- What to work on
Working from the entries below, tally each line that holds "location". Give the tally and nothing else.
Start of Block
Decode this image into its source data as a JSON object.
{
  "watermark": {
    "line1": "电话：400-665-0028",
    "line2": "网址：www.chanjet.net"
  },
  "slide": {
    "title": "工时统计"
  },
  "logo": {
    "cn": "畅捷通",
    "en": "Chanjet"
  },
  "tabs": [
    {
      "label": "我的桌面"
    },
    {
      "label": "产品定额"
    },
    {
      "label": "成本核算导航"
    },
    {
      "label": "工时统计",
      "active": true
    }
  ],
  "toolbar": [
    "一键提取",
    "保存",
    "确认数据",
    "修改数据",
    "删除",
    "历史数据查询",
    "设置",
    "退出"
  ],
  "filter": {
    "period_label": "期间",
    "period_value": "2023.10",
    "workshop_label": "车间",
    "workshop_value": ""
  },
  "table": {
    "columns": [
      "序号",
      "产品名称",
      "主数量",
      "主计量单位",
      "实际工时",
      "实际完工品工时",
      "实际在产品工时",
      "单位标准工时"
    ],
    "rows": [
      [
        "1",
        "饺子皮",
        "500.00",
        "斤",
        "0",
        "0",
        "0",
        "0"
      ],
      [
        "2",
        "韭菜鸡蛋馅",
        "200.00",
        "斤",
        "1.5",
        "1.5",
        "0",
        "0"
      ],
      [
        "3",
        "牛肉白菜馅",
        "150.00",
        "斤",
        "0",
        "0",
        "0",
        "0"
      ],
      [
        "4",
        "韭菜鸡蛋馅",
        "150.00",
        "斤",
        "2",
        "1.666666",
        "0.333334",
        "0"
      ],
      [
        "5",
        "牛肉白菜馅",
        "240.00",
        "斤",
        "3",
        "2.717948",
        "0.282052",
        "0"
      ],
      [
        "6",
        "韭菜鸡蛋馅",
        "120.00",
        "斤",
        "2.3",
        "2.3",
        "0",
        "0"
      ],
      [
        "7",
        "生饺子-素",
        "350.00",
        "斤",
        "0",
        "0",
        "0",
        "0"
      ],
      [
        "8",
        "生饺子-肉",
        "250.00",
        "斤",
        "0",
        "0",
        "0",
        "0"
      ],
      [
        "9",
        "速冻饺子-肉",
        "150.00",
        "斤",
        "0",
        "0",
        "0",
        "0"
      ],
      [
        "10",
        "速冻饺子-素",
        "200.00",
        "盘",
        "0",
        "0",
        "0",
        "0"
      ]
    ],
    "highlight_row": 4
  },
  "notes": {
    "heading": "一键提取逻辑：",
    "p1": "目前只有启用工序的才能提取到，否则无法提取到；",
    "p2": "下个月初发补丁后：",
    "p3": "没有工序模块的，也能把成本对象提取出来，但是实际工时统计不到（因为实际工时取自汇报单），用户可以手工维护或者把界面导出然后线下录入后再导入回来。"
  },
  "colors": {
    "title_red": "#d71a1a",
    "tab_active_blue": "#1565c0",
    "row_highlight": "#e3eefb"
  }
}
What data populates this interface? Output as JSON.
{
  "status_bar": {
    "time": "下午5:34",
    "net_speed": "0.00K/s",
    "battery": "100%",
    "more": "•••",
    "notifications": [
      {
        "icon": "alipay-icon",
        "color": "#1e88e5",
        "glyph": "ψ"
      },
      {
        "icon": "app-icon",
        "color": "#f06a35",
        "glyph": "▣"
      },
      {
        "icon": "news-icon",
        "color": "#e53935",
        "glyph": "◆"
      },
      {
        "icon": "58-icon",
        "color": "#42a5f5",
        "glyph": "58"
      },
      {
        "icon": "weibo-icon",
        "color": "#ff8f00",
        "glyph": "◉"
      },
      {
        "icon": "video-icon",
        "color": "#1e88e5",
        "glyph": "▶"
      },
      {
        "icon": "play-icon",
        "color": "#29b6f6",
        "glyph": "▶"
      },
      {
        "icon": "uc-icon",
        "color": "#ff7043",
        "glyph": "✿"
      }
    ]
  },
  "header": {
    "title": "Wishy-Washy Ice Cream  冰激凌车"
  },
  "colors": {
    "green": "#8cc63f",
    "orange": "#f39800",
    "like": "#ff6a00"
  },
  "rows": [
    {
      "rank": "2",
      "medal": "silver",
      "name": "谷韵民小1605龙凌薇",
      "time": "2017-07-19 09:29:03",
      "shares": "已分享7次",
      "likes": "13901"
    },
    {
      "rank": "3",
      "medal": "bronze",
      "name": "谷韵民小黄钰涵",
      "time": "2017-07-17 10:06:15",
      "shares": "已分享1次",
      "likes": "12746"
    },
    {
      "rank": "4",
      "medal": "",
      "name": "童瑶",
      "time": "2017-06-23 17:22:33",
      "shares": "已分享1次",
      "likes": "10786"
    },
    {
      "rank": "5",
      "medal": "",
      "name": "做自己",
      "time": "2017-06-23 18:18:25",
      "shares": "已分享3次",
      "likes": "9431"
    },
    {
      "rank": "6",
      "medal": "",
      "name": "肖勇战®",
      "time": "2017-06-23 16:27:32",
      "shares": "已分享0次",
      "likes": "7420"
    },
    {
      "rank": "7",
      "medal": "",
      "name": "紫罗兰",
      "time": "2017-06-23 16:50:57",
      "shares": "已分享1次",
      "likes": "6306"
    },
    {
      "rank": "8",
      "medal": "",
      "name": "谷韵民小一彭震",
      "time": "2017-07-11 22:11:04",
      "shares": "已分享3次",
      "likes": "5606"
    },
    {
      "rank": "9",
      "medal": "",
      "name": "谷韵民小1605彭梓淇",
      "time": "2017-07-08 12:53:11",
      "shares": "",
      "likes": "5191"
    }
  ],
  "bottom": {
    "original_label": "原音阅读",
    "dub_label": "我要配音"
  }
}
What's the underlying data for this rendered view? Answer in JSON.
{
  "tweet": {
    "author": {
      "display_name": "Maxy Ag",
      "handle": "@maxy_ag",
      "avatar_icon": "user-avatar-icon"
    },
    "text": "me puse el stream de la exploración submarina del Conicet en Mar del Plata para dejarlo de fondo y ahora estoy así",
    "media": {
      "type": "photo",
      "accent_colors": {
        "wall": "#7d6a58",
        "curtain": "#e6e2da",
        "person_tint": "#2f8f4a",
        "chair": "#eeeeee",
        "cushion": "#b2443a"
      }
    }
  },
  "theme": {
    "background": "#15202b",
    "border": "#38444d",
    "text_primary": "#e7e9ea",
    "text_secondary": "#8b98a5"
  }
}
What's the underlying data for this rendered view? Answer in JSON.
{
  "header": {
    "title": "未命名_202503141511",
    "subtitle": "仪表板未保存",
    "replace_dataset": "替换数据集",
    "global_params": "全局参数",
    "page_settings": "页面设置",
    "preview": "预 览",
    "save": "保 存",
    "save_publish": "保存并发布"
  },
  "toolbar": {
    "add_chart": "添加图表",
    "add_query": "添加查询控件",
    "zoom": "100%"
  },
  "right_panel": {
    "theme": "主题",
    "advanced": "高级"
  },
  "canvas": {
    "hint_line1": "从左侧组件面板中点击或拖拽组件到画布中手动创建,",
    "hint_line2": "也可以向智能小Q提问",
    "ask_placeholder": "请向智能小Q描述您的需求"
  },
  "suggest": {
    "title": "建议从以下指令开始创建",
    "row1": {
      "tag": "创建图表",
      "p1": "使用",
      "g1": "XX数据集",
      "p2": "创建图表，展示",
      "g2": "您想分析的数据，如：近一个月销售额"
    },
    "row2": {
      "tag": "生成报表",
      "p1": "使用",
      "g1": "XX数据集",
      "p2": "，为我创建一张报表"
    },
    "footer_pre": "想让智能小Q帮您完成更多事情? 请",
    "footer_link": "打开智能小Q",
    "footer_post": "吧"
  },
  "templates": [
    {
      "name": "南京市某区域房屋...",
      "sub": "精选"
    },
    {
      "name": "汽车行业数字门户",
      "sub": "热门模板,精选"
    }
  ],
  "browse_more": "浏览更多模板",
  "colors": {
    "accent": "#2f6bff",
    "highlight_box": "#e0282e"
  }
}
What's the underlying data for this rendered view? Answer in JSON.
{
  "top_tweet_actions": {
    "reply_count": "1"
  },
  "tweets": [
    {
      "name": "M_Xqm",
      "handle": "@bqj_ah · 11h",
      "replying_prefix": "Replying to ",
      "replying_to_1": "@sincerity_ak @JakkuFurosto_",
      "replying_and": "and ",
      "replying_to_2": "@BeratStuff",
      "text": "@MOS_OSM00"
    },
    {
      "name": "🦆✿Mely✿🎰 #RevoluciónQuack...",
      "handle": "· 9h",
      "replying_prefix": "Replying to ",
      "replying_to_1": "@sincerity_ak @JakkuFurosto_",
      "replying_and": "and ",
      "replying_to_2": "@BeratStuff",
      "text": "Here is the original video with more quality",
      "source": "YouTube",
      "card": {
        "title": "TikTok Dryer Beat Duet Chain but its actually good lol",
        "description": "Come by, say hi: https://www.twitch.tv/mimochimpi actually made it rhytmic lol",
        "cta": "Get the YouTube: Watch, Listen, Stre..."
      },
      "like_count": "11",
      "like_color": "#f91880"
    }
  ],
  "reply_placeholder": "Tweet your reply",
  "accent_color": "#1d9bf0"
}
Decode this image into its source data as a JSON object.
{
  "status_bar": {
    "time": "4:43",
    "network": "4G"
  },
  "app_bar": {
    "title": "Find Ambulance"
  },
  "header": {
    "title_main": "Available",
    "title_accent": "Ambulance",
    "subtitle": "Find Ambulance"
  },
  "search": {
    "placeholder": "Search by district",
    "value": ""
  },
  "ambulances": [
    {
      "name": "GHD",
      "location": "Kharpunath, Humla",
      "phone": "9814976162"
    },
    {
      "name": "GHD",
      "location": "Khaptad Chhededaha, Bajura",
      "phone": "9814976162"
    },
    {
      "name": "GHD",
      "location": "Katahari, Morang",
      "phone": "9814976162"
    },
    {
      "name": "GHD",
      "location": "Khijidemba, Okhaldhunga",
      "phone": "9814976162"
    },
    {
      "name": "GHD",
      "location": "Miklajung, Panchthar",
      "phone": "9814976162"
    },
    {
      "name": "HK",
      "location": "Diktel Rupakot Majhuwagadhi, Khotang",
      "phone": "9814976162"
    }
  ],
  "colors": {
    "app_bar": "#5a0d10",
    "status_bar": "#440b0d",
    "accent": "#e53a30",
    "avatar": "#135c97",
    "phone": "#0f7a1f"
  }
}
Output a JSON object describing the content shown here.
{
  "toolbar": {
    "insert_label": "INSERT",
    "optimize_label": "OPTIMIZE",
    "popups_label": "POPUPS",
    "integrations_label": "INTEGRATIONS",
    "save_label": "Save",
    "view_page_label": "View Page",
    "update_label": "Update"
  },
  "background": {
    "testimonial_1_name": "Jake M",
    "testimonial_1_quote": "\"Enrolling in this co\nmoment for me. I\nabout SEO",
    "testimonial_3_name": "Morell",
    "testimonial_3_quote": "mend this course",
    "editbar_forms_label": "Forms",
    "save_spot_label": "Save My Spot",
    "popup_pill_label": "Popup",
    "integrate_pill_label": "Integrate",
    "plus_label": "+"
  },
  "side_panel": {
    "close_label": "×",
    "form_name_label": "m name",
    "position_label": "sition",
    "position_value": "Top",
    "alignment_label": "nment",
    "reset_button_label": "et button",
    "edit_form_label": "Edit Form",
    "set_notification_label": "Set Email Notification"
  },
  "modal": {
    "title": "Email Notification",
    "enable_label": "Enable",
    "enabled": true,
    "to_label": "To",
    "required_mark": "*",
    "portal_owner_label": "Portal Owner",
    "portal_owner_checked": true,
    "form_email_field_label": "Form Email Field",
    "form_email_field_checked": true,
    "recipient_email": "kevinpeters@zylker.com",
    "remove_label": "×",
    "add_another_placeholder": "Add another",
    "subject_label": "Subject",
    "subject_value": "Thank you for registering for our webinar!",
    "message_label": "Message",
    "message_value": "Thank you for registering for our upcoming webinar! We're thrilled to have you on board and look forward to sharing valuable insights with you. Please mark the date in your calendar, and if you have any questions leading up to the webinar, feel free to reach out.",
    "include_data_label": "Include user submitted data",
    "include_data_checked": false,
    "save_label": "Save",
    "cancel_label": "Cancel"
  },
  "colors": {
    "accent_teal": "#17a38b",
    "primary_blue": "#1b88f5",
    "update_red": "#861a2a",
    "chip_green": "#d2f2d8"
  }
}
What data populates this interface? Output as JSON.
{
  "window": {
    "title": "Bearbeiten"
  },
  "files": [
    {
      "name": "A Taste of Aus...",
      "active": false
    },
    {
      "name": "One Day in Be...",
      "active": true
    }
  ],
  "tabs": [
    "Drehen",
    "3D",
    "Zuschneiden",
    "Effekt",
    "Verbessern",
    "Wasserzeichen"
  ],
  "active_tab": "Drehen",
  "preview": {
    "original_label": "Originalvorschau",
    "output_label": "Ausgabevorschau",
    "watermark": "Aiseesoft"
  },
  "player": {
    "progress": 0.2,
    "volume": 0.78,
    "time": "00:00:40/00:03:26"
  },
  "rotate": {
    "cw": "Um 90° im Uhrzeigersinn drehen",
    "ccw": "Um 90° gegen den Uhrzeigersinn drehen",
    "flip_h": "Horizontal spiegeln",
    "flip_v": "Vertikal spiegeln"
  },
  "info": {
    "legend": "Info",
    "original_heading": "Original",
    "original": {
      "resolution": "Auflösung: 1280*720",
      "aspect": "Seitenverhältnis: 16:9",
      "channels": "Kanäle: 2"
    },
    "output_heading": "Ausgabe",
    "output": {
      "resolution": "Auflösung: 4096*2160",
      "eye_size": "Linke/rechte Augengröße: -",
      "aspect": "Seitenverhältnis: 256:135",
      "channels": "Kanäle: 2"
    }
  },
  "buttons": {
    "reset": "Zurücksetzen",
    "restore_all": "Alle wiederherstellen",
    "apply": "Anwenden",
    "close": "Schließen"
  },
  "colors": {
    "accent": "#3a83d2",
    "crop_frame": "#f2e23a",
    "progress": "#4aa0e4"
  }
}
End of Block
- Your solution
6